But studies indicate that cutting the concentration of short-lived pollutants, such as soot, will reduce the rate of warming in the Arctic faster than cuts in carbon dioxide and other greenhouse gases, which last far longer in the atmosphere, she said. "This is a buying-time approach."
In February, the United Nations Environmental Program urged cuts in soot emissions for a variety of reasons, including the threat to human health from inhaling it and the potential warming of the polar regions. And others have also raised concerns about pollution from soot.
The Arctic Council, which represents the eight countries that border the Arctic, is deciding whether to seek reductions in soot from other nations and will be using data from the international research project in its deliberations.
The research team includes scientists from Norway, Russia, Germany, Italy and China. They are working from Svalbard, Norway, a group of nine mountainous, ice- and snow-covered islands inside the Arctic Circle, about halfway between the northern tip of Norway and the North Pole. Once used for whaling, the islands are now home to seals, reindeer and Arctic foxes as well as about 2,000 people who make a living mining coal, hosting researchers and greeting hardy tourists.
The scientists will track carbon's movement through the atmosphere, its deposit on snow and ice surfaces, and its effect on warming in the Arctic. Two NOAA unmanned research aircraft will collect aerosol soot in the air and a Norwegian craft will study the reflectivity of the surface. Researchers also will collect snow samples and send up balloons to study atmospheric chemistry.
Soot warms the atmosphere by absorbing heat from the sun, explained Quinn, who works in NOAA's Pacific Marine Environmental Laboratory in Seattle. And while it may not be visible like a black scar on the snow surface, even a little soot can mean less energy is reflected.
Tim Bates, co-leader of the NOAA contingent with Quinn, likened the process to wearing a black shirt on a sunny day. "If you want to be cooler, you would wear a light-colored shirt that would reflect the sun's warmth." When carbon covers snow and ice, the radiation is absorbed and not reflected.
The surface air temperature in the Arctic has increased about twice as fast as the global average rate over the past 100 years, Quinn said in an interview by email. "Over the past 50 years, annual average surface air temperatures have increased from 2 to 3 degrees Celsius (3.6 to 5.4 degrees Fahrenheit) in Alaska and Siberia. The annual average temperature globally has increased by about 0.7 degree C (1.3 F) over the same time period."
That Arctic warming has resulted in an earlier spring melt, a longer melt season, and a decrease in sea ice extent, she said.
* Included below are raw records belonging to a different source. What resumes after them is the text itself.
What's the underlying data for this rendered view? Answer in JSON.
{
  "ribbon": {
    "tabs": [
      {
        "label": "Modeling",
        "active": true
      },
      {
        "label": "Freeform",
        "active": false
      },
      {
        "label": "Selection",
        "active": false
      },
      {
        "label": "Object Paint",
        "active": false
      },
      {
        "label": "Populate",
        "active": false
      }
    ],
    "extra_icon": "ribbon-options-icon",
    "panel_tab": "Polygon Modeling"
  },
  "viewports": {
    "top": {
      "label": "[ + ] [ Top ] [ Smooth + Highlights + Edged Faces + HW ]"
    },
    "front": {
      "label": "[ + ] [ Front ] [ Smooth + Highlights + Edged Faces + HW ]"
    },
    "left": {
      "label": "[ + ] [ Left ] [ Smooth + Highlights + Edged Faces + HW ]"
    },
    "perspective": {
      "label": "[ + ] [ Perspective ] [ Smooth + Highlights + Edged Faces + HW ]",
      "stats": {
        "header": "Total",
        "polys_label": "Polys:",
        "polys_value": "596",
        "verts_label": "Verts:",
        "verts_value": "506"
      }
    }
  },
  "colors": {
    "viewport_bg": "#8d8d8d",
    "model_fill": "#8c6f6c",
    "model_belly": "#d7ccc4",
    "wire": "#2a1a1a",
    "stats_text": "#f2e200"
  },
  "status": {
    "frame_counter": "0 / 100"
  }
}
That has raised concerns for polar bears, which depend on ice to hunt.
The warming problem is compounded because, when the highly reflective snow and ice melt, the dark surfaces of land and ocean that were beneath absorb more heat, further heating the atmosphere.
Jack Dibb, an atmospheric chemist at the University of New Hampshire, said he thinks soot's greatest effect in the Arctic is likely to be warming caused by the particles floating in the atmosphere. It may also reduce the reflectivity of the snow and ice enough to cause warming, but that is going to be harder to document, he said in a telephone interview.
Either way, the research is important, Dibb said, because soot has a short life span in the air, so reducing it can have a faster effect than other efforts to slow climate change.
Will the research lead to action? "I would hope," he said cautiously. There are a lot of concerned parties, particularly in Europe, he said, noting he recently attended a conference in St. Petersburg, Russia, where there were discussions of the soot produced by widespread forest fires in that country last summer.
The Norway research will continue through mid-May. The teams then will spend months analyzing their data and report the results at scientific meetings and in journals.
NOAA's Pacific Marine Environmental Laboratory: http://www.pmel.noaa.gov/
Cooperative Institute for Research in Environmental Sciences: http://cires.colorado.edu/
Arctic Vision and Strategy: http://www.arctic.noaa.gov/docs/NOAAArctic